WORK TO COMPLETE:
Each record below must be returned exactly as shown.

DATA SHOWN:
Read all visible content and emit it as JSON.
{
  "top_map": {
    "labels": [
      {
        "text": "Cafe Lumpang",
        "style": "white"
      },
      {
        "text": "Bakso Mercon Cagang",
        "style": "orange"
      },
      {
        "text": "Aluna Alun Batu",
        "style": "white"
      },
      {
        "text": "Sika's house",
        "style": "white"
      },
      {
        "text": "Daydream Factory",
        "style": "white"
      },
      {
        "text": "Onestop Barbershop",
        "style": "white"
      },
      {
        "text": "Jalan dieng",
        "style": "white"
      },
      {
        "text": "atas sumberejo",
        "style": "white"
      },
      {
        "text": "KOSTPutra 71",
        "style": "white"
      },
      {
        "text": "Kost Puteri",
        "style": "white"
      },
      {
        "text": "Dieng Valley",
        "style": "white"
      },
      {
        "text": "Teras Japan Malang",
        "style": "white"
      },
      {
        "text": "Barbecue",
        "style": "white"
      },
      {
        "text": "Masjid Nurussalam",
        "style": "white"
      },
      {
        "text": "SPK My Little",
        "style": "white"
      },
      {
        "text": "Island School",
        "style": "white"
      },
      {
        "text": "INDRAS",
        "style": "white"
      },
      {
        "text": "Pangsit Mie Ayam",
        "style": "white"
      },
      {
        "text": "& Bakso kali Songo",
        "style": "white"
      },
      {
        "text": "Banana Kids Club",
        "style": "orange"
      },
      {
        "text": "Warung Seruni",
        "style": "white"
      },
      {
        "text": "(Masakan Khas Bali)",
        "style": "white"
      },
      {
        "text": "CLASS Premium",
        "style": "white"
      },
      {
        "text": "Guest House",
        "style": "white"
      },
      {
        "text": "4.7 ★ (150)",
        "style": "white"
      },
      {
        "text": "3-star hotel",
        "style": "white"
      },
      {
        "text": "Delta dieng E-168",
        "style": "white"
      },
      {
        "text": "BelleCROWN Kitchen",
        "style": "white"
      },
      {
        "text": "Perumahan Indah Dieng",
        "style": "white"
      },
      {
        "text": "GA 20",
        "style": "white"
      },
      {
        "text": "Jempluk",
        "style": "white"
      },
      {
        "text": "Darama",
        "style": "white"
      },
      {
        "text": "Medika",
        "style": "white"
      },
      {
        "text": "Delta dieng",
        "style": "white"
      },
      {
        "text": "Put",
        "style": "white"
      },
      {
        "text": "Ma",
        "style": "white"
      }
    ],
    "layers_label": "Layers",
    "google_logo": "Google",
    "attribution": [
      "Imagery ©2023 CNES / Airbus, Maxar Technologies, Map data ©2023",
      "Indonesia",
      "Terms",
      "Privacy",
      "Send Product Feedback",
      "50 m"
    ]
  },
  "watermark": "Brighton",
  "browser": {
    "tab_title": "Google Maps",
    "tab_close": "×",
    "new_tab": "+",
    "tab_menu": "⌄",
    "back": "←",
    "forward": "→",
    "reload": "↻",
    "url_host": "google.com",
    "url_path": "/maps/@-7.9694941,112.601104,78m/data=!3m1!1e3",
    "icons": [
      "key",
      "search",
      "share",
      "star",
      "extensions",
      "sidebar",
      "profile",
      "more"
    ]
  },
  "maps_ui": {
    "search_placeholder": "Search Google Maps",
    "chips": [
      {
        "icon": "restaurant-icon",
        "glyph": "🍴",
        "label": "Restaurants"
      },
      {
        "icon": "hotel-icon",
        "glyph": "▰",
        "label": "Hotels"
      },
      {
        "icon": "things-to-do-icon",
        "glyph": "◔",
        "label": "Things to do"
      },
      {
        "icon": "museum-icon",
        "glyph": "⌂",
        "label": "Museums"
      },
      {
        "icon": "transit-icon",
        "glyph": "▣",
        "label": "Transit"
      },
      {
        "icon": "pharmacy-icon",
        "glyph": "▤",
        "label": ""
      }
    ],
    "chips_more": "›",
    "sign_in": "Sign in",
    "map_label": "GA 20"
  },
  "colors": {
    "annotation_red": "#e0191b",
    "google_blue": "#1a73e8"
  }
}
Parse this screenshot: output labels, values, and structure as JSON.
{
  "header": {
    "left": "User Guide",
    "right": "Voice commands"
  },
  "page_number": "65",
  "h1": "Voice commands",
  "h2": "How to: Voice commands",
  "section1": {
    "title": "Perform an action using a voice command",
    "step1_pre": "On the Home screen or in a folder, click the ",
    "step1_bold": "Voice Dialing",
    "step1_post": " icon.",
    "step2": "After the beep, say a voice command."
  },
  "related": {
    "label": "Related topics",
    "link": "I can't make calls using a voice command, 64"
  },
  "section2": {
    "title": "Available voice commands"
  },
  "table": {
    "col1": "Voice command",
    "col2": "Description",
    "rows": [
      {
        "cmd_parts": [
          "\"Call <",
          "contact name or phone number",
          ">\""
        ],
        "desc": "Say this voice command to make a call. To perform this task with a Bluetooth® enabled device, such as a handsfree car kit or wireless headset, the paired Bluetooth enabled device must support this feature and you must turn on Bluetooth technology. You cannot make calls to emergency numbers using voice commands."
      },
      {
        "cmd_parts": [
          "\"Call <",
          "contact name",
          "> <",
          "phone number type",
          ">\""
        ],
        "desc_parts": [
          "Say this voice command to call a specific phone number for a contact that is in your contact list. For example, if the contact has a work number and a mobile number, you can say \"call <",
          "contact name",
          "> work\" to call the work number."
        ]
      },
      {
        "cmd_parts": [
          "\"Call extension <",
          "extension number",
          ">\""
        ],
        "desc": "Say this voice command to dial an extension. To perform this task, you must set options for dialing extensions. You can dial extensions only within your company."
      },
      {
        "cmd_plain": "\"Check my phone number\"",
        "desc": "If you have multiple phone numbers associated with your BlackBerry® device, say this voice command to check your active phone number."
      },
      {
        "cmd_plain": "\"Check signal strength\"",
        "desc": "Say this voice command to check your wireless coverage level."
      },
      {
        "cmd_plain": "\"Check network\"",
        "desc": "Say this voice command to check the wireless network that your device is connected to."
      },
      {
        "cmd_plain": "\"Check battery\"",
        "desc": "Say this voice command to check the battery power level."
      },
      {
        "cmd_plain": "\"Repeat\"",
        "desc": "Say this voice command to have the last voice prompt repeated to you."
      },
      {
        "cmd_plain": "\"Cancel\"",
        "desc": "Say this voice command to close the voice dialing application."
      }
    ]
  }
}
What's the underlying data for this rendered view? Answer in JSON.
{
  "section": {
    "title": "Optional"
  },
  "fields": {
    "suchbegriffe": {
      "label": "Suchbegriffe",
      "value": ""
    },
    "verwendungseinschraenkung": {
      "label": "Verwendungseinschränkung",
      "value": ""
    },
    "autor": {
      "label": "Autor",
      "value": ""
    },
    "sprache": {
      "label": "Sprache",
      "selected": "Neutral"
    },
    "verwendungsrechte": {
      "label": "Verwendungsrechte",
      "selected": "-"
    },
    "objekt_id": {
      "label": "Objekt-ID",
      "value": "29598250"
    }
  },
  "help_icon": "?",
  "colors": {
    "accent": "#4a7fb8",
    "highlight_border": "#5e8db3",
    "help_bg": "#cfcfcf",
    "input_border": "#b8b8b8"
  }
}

ANSWER BOX:
Read all visible content and emit it as JSON.
{
  "top_map": {
    "labels": [
      {
        "text": "Cafe Lumpang",
        "style": "white"
      },
      {
        "text": "Bakso Mercon Cagang",
        "style": "orange"
      },
      {
        "text": "Aluna Alun Batu",
        "style": "white"
      },
      {
        "text": "Sika's house",
        "style": "white"
      },
      {
        "text": "Daydream Factory",
        "style": "white"
      },
      {
        "text": "Onestop Barbershop",
        "style": "white"
      },
      {
        "text": "Jalan dieng",
        "style": "white"
      },
      {
        "text": "atas sumberejo",
        "style": "white"
      },
      {
        "text": "KOSTPutra 71",
        "style": "white"
      },
      {
        "text": "Kost Puteri",
        "style": "white"
      },
      {
        "text": "Dieng Valley",
        "style": "white"
      },
      {
        "text": "Teras Japan Malang",
        "style": "white"
      },
      {
        "text": "Barbecue",
        "style": "white"
      },
      {
        "text": "Masjid Nurussalam",
        "style": "white"
      },
      {
        "text": "SPK My Little",
        "style": "white"
      },
      {
        "text": "Island School",
        "style": "white"
      },
      {
        "text": "INDRAS",
        "style": "white"
      },
      {
        "text": "Pangsit Mie Ayam",
        "style": "white"
      },
      {
        "text": "& Bakso kali Songo",
        "style": "white"
      },
      {
        "text": "Banana Kids Club",
        "style": "orange"
      },
      {
        "text": "Warung Seruni",
        "style": "white"
      },
      {
        "text": "(Masakan Khas Bali)",
        "style": "white"
      },
      {
        "text": "CLASS Premium",
        "style": "white"
      },
      {
        "text": "Guest House",
        "style": "white"
      },
      {
        "text": "4.7 ★ (150)",
        "style": "white"
      },
      {
        "text": "3-star hotel",
        "style": "white"
      },
      {
        "text": "Delta dieng E-168",
        "style": "white"
      },
      {
        "text": "BelleCROWN Kitchen",
        "style": "white"
      },
      {
        "text": "Perumahan Indah Dieng",
        "style": "white"
      },
      {
        "text": "GA 20",
        "style": "white"
      },
      {
        "text": "Jempluk",
        "style": "white"
      },
      {
        "text": "Darama",
        "style": "white"
      },
      {
        "text": "Medika",
        "style": "white"
      },
      {
        "text": "Delta dieng",
        "style": "white"
      },
      {
        "text": "Put",
        "style": "white"
      },
      {
        "text": "Ma",
        "style": "white"
      }
    ],
    "layers_label": "Layers",
    "google_logo": "Google",
    "attribution": [
      "Imagery ©2023 CNES / Airbus, Maxar Technologies, Map data ©2023",
      "Indonesia",
      "Terms",
      "Privacy",
      "Send Product Feedback",
      "50 m"
    ]
  },
  "watermark": "Brighton",
  "browser": {
    "tab_title": "Google Maps",
    "tab_close": "×",
    "new_tab": "+",
    "tab_menu": "⌄",
    "back": "←",
    "forward": "→",
    "reload": "↻",
    "url_host": "google.com",
    "url_path": "/maps/@-7.9694941,112.601104,78m/data=!3m1!1e3",
    "icons": [
      "key",
      "search",
      "share",
      "star",
      "extensions",
      "sidebar",
      "profile",
      "more"
    ]
  },
  "maps_ui": {
    "search_placeholder": "Search Google Maps",
    "chips": [
      {
        "icon": "restaurant-icon",
        "glyph": "🍴",
        "label": "Restaurants"
      },
      {
        "icon": "hotel-icon",
        "glyph": "▰",
        "label": "Hotels"
      },
      {
        "icon": "things-to-do-icon",
        "glyph": "◔",
        "label": "Things to do"
      },
      {
        "icon": "museum-icon",
        "glyph": "⌂",
        "label": "Museums"
      },
      {
        "icon": "transit-icon",
        "glyph": "▣",
        "label": "Transit"
      },
      {
        "icon": "pharmacy-icon",
        "glyph": "▤",
        "label": ""
      }
    ],
    "chips_more": "›",
    "sign_in": "Sign in",
    "map_label": "GA 20"
  },
  "colors": {
    "annotation_red": "#e0191b",
    "google_blue": "#1a73e8"
  }
}
Parse this screenshot: output labels, values, and structure as JSON.
{
  "header": {
    "left": "User Guide",
    "right": "Voice commands"
  },
  "page_number": "65",
  "h1": "Voice commands",
  "h2": "How to: Voice commands",
  "section1": {
    "title": "Perform an action using a voice command",
    "step1_pre": "On the Home screen or in a folder, click the ",
    "step1_bold": "Voice Dialing",
    "step1_post": " icon.",
    "step2": "After the beep, say a voice command."
  },
  "related": {
    "label": "Related topics",
    "link": "I can't make calls using a voice command, 64"
  },
  "section2": {
    "title": "Available voice commands"
  },
  "table": {
    "col1": "Voice command",
    "col2": "Description",
    "rows": [
      {
        "cmd_parts": [
          "\"Call <",
          "contact name or phone number",
          ">\""
        ],
        "desc": "Say this voice command to make a call. To perform this task with a Bluetooth® enabled device, such as a handsfree car kit or wireless headset, the paired Bluetooth enabled device must support this feature and you must turn on Bluetooth technology. You cannot make calls to emergency numbers using voice commands."
      },
      {
        "cmd_parts": [
          "\"Call <",
          "contact name",
          "> <",
          "phone number type",
          ">\""
        ],
        "desc_parts": [
          "Say this voice command to call a specific phone number for a contact that is in your contact list. For example, if the contact has a work number and a mobile number, you can say \"call <",
          "contact name",
          "> work\" to call the work number."
        ]
      },
      {
        "cmd_parts": [
          "\"Call extension <",
          "extension number",
          ">\""
        ],
        "desc": "Say this voice command to dial an extension. To perform this task, you must set options for dialing extensions. You can dial extensions only within your company."
      },
      {
        "cmd_plain": "\"Check my phone number\"",
        "desc": "If you have multiple phone numbers associated with your BlackBerry® device, say this voice command to check your active phone number."
      },
      {
        "cmd_plain": "\"Check signal strength\"",
        "desc": "Say this voice command to check your wireless coverage level."
      },
      {
        "cmd_plain": "\"Check network\"",
        "desc": "Say this voice command to check the wireless network that your device is connected to."
      },
      {
        "cmd_plain": "\"Check battery\"",
        "desc": "Say this voice command to check the battery power level."
      },
      {
        "cmd_plain": "\"Repeat\"",
        "desc": "Say this voice command to have the last voice prompt repeated to you."
      },
      {
        "cmd_plain": "\"Cancel\"",
        "desc": "Say this voice command to close the voice dialing application."
      }
    ]
  }
}
What's the underlying data for this rendered view? Answer in JSON.
{
  "section": {
    "title": "Optional"
  },
  "fields": {
    "suchbegriffe": {
      "label": "Suchbegriffe",
      "value": ""
    },
    "verwendungseinschraenkung": {
      "label": "Verwendungseinschränkung",
      "value": ""
    },
    "autor": {
      "label": "Autor",
      "value": ""
    },
    "sprache": {
      "label": "Sprache",
      "selected": "Neutral"
    },
    "verwendungsrechte": {
      "label": "Verwendungsrechte",
      "selected": "-"
    },
    "objekt_id": {
      "label": "Objekt-ID",
      "value": "29598250"
    }
  },
  "help_icon": "?",
  "colors": {
    "accent": "#4a7fb8",
    "highlight_border": "#5e8db3",
    "help_bg": "#cfcfcf",
    "input_border": "#b8b8b8"
  }
}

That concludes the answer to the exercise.